Keeping Children Safe in Cars


Low-income children face twice the risk of dying from crash-related injuries compared to children from higher income families. To increase safety for these children, the California Health Care Safety Net Institute and the UC Davis Medical Center launched the Child Passenger Safety (CPS) Initiative with funding from the California Office of Traffic Safety. The initiative ran from April, 2001, through September, 2003, and had these goals: to increase safety seat use among families using public health care services; to decrease the rate of safety seat misuse among these families; and to increase awareness of the January 1, 2002 “booster seat” law which requires child safety restraints for children up to age six or sixty pounds. (Previously, the law required appropriate restraint for children up to four years and forty pounds.)

The study found that the initiative positively affected both amount of use and proper use of safety seats. Overall use increased by five percent, although booster-seat use did not. Specific types of serious misuse—such as not securing the safety seat tightly enough to the vehicle or positioning the harness clip incorrectly—dramatically decreased.

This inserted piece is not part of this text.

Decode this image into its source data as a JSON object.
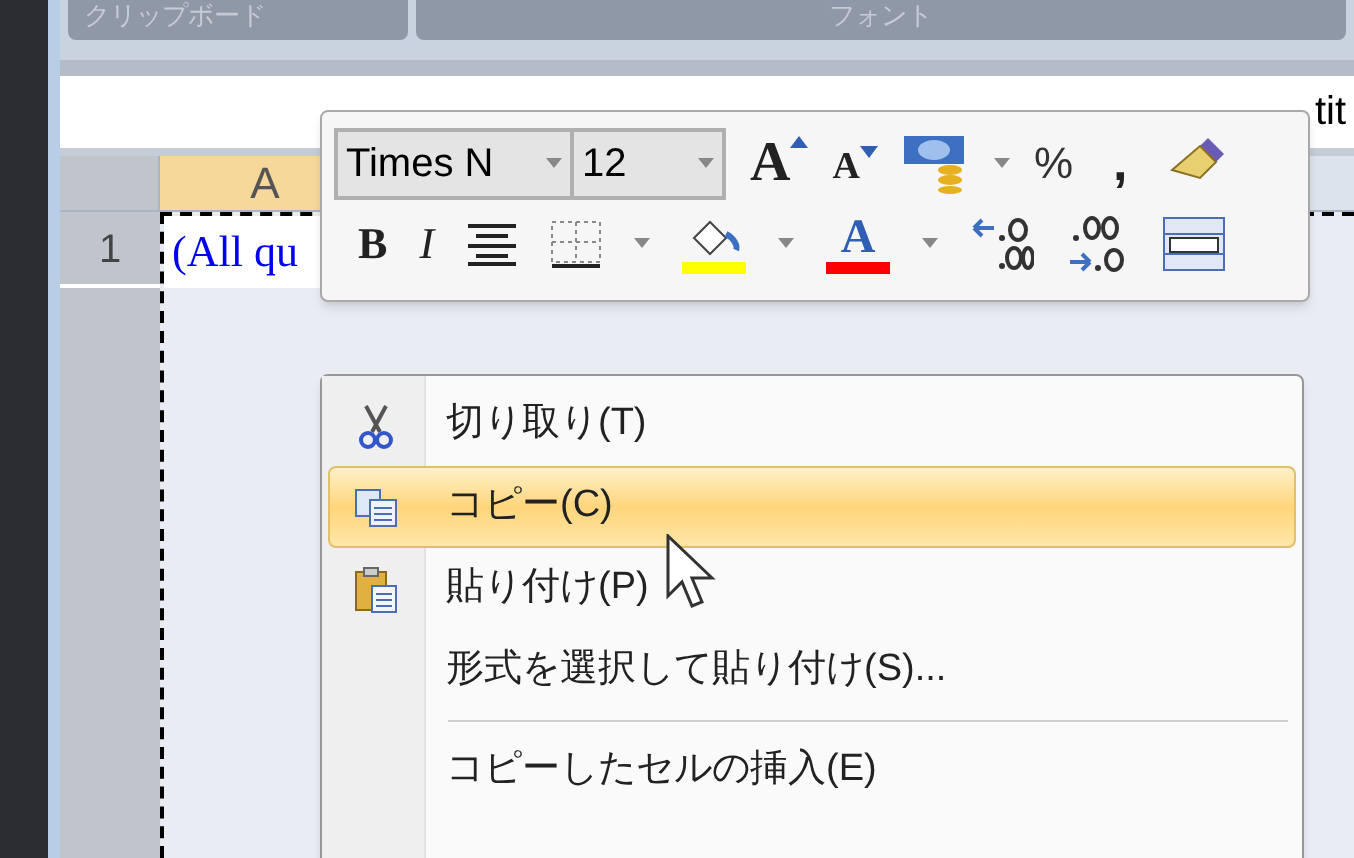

Cooper, Jill F.
Publication date: 
April 1, 2004
Publication type: 
Journal Article